Romanesque columns
in the priory church

Proximity to Scotland meant that the monks were threatened by raids from the north. They were forced to fortify the Priory, but they could not afford to pay for soldiers to garrison the fortifications.

The Vikings may have forced the monks of Lindisfarne to flee in the 8th century, but Henry VIII went one better and ended the Priory completely in his Dissolution of the Monasteries. The Priory was one of the first to be suppressed, closing its doors in 1537.

Rather than being sold off or left to decay like so many other monasteries the priory ruins were used to help fortify Holy Island against attack.

The passage of time did what Henry VIII did not, and by the 18th century the 12th-century remains were crumbling into decay. Yet that very state of decay made them a magnet for artists, who came to paint the romantic ruins.

The core of the site we see today is the priory church, built around 1150. The most famous feature is the slender 'rainbow arch', which is simply a rib from the vaulting built to support the crossing vault under the tower.

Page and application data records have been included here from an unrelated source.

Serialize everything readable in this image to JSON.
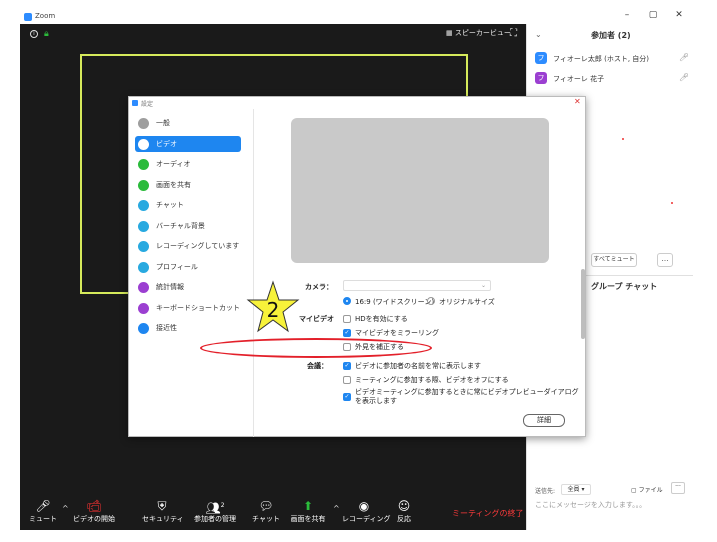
{
  "window": {
    "title": "Zoom",
    "minimize": "–",
    "restore": "▢",
    "close": "✕"
  },
  "meeting": {
    "speaker_view_label": "スピーカービュー"
  },
  "toolbar": {
    "mute": "ミュート",
    "video": "ビデオの開始",
    "security": "セキュリティ",
    "participants": "参加者の管理",
    "participants_count": "2",
    "chat": "チャット",
    "share": "画面を共有",
    "record": "レコーディング",
    "reactions": "反応",
    "end": "ミーティングの終了"
  },
  "participants_panel": {
    "title": "参加者 (2)",
    "items": [
      {
        "name": "フィオーレ太郎 (ホスト, 自分)",
        "avatar": "フ",
        "color": "#2d8cff"
      },
      {
        "name": "フィオーレ 花子",
        "avatar": "フ",
        "color": "#9b3fd1"
      }
    ],
    "mute_all": "すべてミュート",
    "more": "…"
  },
  "chat_panel": {
    "title": "グループ チャット",
    "send_to_label": "送信先:",
    "send_to_value": "全員 ▾",
    "file_label": "ファイル",
    "more": "···",
    "input_placeholder": "ここにメッセージを入力します。。。"
  },
  "settings": {
    "title": "設定",
    "nav": [
      {
        "label": "一般",
        "color": "#9e9e9e",
        "selected": false
      },
      {
        "label": "ビデオ",
        "color": "#1e86f0",
        "selected": true
      },
      {
        "label": "オーディオ",
        "color": "#2bbb3b",
        "selected": false
      },
      {
        "label": "画面を共有",
        "color": "#2bbb3b",
        "selected": false
      },
      {
        "label": "チャット",
        "color": "#28a9e0",
        "selected": false
      },
      {
        "label": "バーチャル背景",
        "color": "#28a9e0",
        "selected": false
      },
      {
        "label": "レコーディングしています",
        "color": "#28a9e0",
        "selected": false
      },
      {
        "label": "プロフィール",
        "color": "#28a9e0",
        "selected": false
      },
      {
        "label": "統計情報",
        "color": "#9b3fd1",
        "selected": false
      },
      {
        "label": "キーボードショートカット",
        "color": "#9b3fd1",
        "selected": false
      },
      {
        "label": "接近性",
        "color": "#1e86f0",
        "selected": false
      }
    ],
    "camera_label": "カメラ：",
    "camera_value": "⌄",
    "aspect_wide": "16:9 (ワイドスクリーン)",
    "aspect_original": "オリジナルサイズ",
    "my_video_label": "マイビデオ",
    "my_video_options": [
      {
        "label": "HDを有効にする",
        "checked": false
      },
      {
        "label": "マイビデオをミラーリング",
        "checked": true
      },
      {
        "label": "外見を補正する",
        "checked": false
      }
    ],
    "meeting_label": "会議：",
    "meeting_options": [
      {
        "label": "ビデオに参加者の名前を常に表示します",
        "checked": true
      },
      {
        "label": "ミーティングに参加する際、ビデオをオフにする",
        "checked": false
      },
      {
        "label": "ビデオミーティングに参加するときに常にビデオプレビューダイアログを表示します",
        "checked": true
      }
    ],
    "detail_button": "詳細"
  },
  "annotation": {
    "step_number": "2",
    "star_color": "#f7f23a"
  }
}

When the tower fell down in the late 18th century the arch somehow survived intact, a soaring, elegant reminder of the beautiful medieval building that once stood here.

Lindisfarne Priory has as much in common with a medieval castle as it does with a monastery. Beside the church are ruins of the domestic quarters, and linked to that are the fortified gateway, defended by an imposing 14th-century barbican projecting out from the inner wall. Beyond this are the outer walls, with a range of buildings erected in the late medieval period as part of the Priory defences. A walkway still exists atop the fortified west wall.

Near the Priory entrance is the lovely parish church of St Mary, and between the church and priory is a Saxon cross base. At the southern edge of the Priory enclosure is a ridge called the Heugh. From the top of the Heugh you can see what remains of the 16th and 17th-century defences built to protect the harbour.


I've been to Lindisfarne Priory twice, and both occasions are etched firmly on my memory. Whether it is the inaccessibility of the island or the sheer aura of something special in the air, Lindisfarne is a truly unforgettable place to visit.

The aura of history is tangible. You can look out from the priory and see the rocky islet where St Cuthbert had his hermit cell, and look north to the striking remains of Lindisfarne Castle. This is one of the great historic sites of England.